In the
Blackman-Tukey approach* P _{X}*(

where *r _{k}* is the autocorrelation estimate at lag

You may find that the various windows of the same widths give similar results. The more important choice is how wide the windows should be. The averaging associated with windowing a series reduces the resolution of the methods, from the frequency intervals of 1/N, to a windowed frequency intervals of about 1/M (e.g., Kay 1988, p. 81). Thus, wider windows yield higher spectral resolution, and vice versa.

However, there is a trade-off between higher resolution and
increasing variance of the spectral estimate. At the extreme, a
single (M=N) direct application of FFT to an unwindowed time series
results in a periodogram with a theoretical standard deviation of the
estimates equal to the estimates at each frequency, regardless of the
number of observations in the time series (Press et al. 1989,
p. 423). Averaging the results from many short data windows throughout
the series (or autocorrelation) effectively increases the number of
independent samples used in estimation and thereby reduces the
estimation variance. Kay (1988, section 4.5) shows that the variance
of a power spectrum obtained by a windowed correlogram is 2M/3N of the
estimated power at each frequency. Thus a narrower window should be
used to smooth the spectrum and reduce the sampling errors on the
estimate.* In practice, Kay (1988) recommends* t

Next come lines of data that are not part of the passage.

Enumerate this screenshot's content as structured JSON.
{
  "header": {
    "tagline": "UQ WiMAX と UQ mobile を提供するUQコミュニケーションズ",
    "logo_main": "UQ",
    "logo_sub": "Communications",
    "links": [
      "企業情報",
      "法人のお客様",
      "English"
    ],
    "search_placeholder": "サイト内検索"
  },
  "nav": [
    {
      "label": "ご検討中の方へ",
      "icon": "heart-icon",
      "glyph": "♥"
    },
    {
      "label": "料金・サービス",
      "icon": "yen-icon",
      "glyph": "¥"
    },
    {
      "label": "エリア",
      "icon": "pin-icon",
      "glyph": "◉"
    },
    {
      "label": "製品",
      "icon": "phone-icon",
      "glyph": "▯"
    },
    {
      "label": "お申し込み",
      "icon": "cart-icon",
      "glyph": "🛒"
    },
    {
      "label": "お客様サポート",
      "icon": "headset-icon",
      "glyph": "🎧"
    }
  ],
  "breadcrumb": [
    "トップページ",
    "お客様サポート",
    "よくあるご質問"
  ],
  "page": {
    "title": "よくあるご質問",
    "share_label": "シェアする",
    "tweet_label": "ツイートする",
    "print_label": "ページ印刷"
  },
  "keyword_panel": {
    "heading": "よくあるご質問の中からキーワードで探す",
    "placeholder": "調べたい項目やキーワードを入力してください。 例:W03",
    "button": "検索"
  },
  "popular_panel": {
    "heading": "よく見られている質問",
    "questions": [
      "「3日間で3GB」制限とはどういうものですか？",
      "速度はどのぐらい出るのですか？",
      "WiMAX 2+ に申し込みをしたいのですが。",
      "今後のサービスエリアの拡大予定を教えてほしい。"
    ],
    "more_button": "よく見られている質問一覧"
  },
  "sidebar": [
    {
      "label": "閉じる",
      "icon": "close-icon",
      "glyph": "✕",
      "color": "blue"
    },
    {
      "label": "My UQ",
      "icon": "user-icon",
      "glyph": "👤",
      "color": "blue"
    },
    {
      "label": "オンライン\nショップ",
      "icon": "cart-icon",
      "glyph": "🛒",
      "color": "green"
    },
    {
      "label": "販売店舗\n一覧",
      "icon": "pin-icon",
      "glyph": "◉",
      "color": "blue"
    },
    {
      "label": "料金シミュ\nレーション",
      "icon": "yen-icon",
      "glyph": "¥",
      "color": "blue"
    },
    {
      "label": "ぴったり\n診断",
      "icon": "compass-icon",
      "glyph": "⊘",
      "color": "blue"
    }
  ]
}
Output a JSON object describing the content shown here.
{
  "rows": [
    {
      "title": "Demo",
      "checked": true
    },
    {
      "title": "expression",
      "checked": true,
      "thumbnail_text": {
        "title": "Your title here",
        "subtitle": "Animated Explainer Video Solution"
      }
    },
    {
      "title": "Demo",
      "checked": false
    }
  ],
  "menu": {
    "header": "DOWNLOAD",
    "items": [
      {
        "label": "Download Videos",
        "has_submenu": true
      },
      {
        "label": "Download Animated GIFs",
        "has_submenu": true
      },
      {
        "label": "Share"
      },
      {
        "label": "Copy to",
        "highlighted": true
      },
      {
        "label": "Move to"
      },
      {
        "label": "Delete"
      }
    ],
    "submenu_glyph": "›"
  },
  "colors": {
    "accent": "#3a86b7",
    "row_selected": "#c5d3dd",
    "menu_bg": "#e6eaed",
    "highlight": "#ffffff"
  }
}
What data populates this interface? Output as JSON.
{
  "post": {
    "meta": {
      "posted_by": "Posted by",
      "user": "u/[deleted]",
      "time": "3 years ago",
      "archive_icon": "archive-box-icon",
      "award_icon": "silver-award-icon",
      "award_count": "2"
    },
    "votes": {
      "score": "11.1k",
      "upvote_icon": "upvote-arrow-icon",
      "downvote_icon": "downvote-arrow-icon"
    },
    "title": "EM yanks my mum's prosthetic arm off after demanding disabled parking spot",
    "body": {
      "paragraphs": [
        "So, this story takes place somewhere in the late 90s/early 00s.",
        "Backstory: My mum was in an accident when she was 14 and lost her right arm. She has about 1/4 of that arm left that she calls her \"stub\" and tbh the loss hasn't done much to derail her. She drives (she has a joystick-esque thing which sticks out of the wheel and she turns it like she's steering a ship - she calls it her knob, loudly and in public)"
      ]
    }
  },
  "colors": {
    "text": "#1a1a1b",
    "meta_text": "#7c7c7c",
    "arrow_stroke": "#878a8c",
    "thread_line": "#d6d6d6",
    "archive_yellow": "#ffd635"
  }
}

Theoretical estimates of variance for Blackman-Tukey power spectra are available (e.g., Kay, 1988) and the Toolkit provides error bars constructed from them. These can either be plotted about the estimates themselves, or as a red-noise uncertainty interval. In the latter case, an AR(1) process is fitted to the data, and the the error bars are centered on the theoretical AR(1) spectrum.

As a "traditional" method, the correlogram is intended to provide a familiar benchmark against which the other more modern methods provided in the Toolkit can be judged.

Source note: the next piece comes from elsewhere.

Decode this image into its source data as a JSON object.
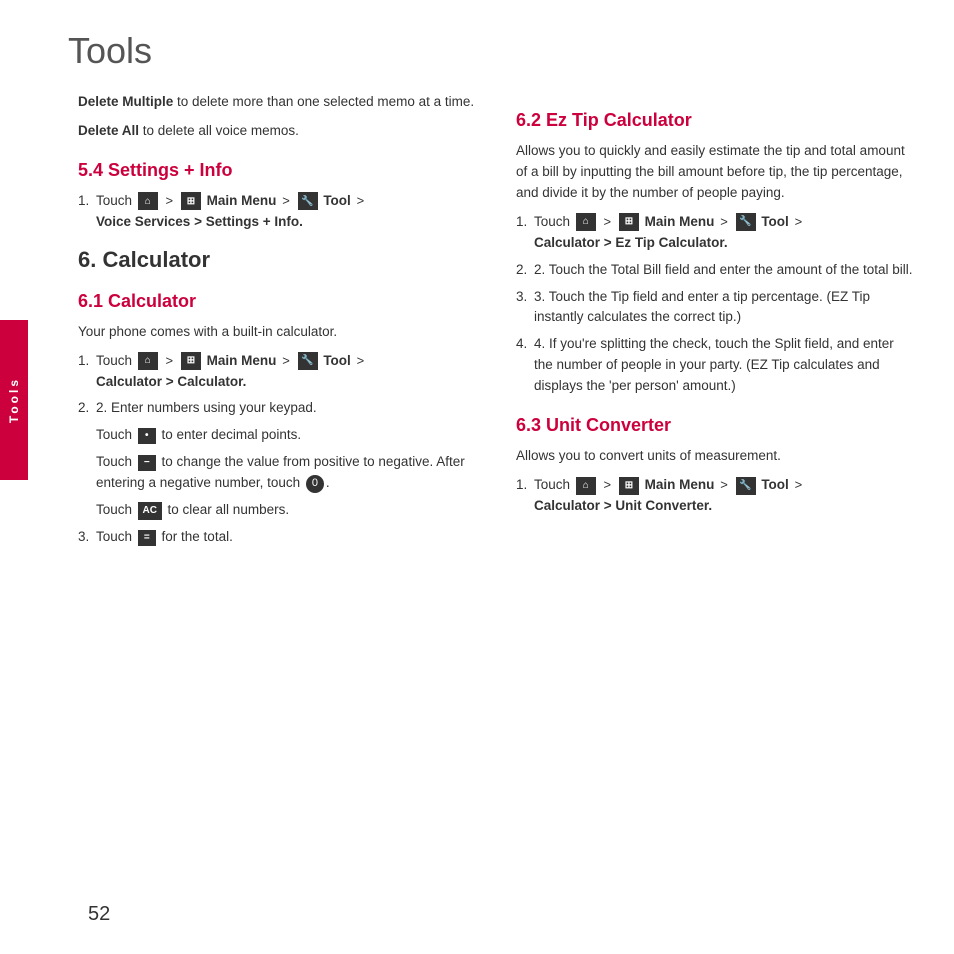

Blackman-Tukey correlogram provides a straightforward way to compute the cross-power spectrum *P _{XY}* of the two input signals

** **

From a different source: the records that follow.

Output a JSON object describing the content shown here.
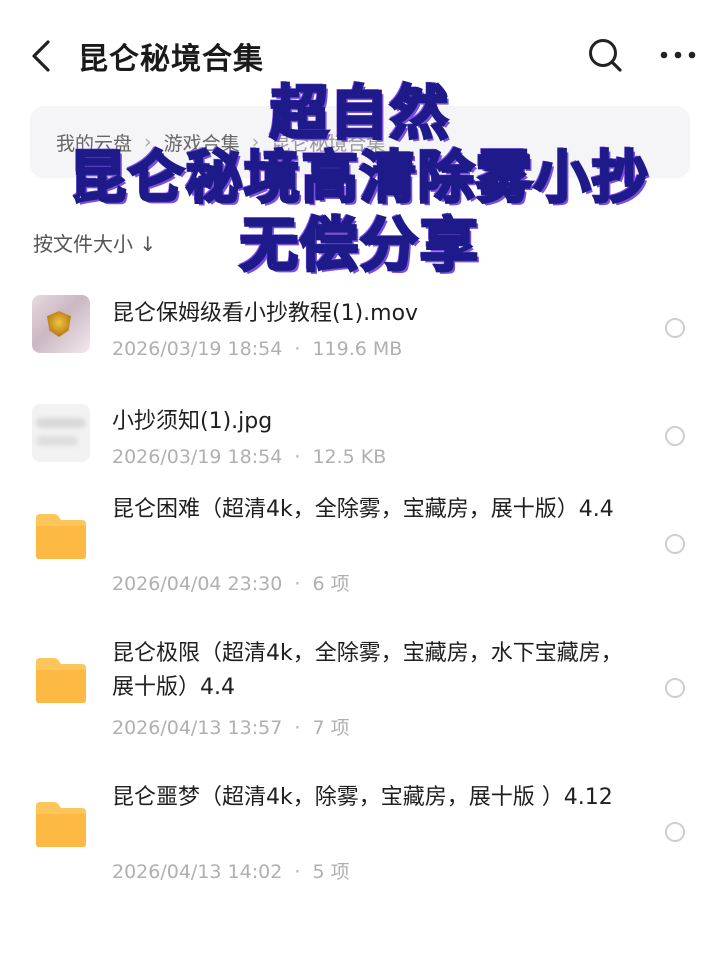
{
  "header": {
    "title": "昆仑秘境合集",
    "back_icon": "chevron-left-icon",
    "search_icon": "search-icon",
    "more_icon": "more-icon"
  },
  "breadcrumb": {
    "items": [
      "我的云盘",
      "游戏合集",
      "昆仑秘境合集"
    ]
  },
  "sort": {
    "label": "按文件大小 ↓"
  },
  "files": [
    {
      "type": "video",
      "name": "昆仑保姆级看小抄教程(1).mov",
      "date": "2026/03/19 18:54",
      "size": "119.6 MB"
    },
    {
      "type": "image",
      "name": "小抄须知(1).jpg",
      "date": "2026/03/19 18:54",
      "size": "12.5 KB"
    },
    {
      "type": "folder",
      "name": "昆仑困难（超清4k，全除雾，宝藏房，展十版）4.4",
      "date": "2026/04/04 23:30",
      "size": "6 项"
    },
    {
      "type": "folder",
      "name": "昆仑极限（超清4k，全除雾，宝藏房，水下宝藏房，展十版）4.4",
      "date": "2026/04/13 13:57",
      "size": "7 项"
    },
    {
      "type": "folder",
      "name": "昆仑噩梦（超清4k，除雾，宝藏房，展十版 ）4.12",
      "date": "2026/04/13 14:02",
      "size": "5 项"
    }
  ],
  "meta_separator": "·",
  "overlay": {
    "line1": "超自然",
    "line2": "昆仑秘境高清除雾小抄",
    "line3": "无偿分享"
  },
  "colors": {
    "folder": "#fdc65a",
    "overlay_stroke": "#1e1a8a",
    "overlay_glow": "#7a4fe0"
  }
}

where *X*(*f*) and *Y*(*f*)* *are the correlogram estimates of the individual time series

Cross-power spectrum can be used to estimate coherence between the two signals. However it requires averaging of spectral estimates of independent realizations of *x*(*t*) and *y*(*t*). Multi-taper method provides a practical way to compute **Coherence** by averaging the individual spectra given by each
tapered version of the data.

Multi-channel SSA is an advanced, data-adaptive method to analyze oscillatory spatio-temporal modes in multivariate time series. In addition to identifying oscillatory peaks in the cross-spectrum, MSSA allows reconstruction of the multivariate oscillatory modes.

1. Blackman, R.B., and
Tukey, J.,W., 1958: *The measurement of power spectra from the point of
view of communication engineering*. Dover Publications, 190 pp.

2. Kay, S.M., 1988: *Modern spectral estimation--Theory and
application*. Prentice-Hall, 543 pp

3, Percival, D.B., and Walden, A.T.,
1993: *Spectral analysis for physical applications--Multitaper and
conventional univariate techniques*. Cambridge University, 580 pp.

4. Press, W.H., Flannery, B.P., Teukolsky, S.A., and Vetterling, W.T.,
1989: *Numerical recipes--The art of scientific computing. * Cambridge University Press, 702 pp.